Dataset entries
━━━━━━━━
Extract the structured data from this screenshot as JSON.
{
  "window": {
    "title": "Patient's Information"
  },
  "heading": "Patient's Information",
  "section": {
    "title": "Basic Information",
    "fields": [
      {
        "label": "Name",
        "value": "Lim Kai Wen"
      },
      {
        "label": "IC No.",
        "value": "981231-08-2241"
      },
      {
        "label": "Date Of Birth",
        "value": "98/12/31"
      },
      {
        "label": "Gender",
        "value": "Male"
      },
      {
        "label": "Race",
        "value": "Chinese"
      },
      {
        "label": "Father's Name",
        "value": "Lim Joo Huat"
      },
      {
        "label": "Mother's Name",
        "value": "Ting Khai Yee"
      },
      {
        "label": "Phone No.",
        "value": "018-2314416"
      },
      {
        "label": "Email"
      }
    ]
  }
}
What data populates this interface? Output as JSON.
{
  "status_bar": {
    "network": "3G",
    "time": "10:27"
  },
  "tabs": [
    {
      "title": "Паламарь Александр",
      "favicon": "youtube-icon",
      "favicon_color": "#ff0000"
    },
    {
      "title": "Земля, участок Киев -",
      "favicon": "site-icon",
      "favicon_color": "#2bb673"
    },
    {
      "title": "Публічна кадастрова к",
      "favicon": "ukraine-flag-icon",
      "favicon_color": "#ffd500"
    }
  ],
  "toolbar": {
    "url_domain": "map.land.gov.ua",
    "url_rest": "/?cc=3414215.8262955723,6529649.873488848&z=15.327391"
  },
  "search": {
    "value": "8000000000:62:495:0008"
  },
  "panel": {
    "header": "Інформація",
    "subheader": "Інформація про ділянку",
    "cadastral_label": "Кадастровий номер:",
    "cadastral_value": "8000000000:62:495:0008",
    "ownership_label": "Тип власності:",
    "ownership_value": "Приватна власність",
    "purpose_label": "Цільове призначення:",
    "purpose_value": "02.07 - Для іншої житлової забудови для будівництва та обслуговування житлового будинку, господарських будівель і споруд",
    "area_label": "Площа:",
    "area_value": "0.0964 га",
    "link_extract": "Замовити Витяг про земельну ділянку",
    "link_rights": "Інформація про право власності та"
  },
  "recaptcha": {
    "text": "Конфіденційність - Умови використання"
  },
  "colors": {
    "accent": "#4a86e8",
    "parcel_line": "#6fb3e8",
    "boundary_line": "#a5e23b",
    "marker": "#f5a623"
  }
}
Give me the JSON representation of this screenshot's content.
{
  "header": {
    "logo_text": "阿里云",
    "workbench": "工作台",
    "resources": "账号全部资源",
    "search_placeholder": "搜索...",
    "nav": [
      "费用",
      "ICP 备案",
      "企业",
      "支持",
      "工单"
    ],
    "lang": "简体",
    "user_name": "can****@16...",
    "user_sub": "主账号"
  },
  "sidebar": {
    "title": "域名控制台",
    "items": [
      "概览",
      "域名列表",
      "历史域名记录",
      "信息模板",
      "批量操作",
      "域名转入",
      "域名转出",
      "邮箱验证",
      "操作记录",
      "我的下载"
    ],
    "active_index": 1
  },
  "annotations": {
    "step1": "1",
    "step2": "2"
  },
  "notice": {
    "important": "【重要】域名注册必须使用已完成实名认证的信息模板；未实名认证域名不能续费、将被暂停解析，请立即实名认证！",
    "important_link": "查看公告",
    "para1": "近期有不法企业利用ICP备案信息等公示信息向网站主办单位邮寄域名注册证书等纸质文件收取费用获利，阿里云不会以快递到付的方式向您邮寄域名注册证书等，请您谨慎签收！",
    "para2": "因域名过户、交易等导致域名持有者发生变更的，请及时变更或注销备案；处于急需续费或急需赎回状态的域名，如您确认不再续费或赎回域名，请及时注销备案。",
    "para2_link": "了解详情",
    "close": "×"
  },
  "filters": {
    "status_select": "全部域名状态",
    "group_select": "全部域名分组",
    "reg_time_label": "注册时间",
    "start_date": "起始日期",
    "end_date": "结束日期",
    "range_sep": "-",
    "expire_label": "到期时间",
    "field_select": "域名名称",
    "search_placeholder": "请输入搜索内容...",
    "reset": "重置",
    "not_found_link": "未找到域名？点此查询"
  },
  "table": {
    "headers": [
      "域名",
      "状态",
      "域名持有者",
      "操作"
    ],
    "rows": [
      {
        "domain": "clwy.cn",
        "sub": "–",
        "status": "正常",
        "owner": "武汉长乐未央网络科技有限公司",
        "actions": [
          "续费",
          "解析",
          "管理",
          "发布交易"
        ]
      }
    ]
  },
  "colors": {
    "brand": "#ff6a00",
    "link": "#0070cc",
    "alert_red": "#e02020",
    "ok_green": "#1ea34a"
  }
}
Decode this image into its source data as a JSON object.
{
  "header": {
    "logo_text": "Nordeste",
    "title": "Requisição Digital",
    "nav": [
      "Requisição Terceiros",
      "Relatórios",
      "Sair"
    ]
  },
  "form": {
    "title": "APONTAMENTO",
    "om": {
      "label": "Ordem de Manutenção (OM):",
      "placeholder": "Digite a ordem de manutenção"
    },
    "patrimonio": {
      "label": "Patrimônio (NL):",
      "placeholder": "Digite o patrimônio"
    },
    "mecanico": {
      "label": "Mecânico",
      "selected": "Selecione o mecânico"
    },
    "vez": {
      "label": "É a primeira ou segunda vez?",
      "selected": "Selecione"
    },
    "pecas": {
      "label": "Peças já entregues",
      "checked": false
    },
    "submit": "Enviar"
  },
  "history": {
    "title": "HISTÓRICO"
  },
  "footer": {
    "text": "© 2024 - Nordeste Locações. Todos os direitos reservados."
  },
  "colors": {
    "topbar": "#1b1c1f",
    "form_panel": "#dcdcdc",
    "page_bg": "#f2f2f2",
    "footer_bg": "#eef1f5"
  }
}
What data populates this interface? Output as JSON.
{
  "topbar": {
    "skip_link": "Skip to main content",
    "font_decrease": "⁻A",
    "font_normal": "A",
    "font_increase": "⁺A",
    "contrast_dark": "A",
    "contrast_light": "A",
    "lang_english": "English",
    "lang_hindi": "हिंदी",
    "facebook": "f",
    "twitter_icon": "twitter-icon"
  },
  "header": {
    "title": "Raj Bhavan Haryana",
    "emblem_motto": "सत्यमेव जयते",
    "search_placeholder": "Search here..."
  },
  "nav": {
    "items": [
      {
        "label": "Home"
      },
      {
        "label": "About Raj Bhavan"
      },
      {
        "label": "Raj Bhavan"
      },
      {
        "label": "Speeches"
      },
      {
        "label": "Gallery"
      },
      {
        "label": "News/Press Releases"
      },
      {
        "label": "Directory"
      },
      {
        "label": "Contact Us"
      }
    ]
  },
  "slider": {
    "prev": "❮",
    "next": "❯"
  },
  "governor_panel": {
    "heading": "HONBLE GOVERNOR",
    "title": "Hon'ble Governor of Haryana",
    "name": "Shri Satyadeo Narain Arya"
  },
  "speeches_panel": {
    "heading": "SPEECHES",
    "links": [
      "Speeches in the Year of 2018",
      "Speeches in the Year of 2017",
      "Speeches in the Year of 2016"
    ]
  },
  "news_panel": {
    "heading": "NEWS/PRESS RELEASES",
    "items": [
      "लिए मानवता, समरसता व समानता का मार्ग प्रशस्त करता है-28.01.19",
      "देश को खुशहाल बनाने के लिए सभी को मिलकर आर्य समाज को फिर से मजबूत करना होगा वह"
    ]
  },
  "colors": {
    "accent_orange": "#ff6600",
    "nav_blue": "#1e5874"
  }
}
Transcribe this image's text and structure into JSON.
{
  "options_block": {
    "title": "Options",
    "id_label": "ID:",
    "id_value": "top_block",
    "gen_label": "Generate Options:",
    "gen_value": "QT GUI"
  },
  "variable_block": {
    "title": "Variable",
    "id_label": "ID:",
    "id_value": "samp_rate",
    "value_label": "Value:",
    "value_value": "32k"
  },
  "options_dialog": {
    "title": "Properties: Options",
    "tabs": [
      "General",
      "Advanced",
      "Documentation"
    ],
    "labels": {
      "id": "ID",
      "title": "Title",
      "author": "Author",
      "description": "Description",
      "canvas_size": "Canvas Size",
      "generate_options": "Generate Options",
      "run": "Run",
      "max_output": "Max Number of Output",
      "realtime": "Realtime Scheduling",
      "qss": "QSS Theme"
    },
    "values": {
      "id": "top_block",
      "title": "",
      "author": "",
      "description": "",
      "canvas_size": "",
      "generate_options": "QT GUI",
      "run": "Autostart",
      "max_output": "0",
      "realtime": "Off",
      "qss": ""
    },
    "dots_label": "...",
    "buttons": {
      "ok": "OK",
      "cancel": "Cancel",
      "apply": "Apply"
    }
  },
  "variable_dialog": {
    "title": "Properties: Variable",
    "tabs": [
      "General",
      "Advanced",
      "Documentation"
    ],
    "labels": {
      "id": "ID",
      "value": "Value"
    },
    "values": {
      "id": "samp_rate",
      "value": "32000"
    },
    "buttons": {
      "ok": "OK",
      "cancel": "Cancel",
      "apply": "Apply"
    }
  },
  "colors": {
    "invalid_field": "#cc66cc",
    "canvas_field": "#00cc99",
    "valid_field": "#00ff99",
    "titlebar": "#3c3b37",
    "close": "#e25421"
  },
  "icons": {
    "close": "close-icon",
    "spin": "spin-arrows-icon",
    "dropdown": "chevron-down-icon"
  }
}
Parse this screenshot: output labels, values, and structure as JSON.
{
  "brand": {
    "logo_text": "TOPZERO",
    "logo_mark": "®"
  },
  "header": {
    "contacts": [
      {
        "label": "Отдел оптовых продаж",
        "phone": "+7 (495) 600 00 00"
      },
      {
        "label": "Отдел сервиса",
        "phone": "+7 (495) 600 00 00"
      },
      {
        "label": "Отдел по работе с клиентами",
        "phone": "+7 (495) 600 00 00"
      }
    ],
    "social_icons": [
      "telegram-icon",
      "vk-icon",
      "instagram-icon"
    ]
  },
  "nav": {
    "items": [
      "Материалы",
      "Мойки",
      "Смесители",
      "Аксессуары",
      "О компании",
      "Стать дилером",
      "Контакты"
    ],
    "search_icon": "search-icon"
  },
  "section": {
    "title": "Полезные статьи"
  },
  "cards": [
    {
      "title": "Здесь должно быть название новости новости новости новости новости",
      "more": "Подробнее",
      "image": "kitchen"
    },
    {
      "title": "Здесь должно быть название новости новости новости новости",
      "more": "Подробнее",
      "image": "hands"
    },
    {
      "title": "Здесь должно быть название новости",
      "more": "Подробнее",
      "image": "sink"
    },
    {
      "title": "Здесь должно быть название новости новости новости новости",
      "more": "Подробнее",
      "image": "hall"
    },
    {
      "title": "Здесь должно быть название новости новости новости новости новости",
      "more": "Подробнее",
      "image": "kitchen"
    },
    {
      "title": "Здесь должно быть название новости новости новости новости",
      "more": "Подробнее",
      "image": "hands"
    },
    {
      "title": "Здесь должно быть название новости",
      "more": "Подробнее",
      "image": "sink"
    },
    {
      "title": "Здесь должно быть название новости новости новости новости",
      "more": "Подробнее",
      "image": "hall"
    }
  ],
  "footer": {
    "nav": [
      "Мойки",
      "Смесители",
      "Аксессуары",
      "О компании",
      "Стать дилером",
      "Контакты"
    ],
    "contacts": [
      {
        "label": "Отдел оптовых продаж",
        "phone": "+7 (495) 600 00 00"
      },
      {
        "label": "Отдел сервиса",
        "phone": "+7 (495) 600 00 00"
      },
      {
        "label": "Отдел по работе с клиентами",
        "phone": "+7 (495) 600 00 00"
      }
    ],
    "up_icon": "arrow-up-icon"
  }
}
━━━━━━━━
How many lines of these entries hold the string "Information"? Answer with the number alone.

## [Output below]
3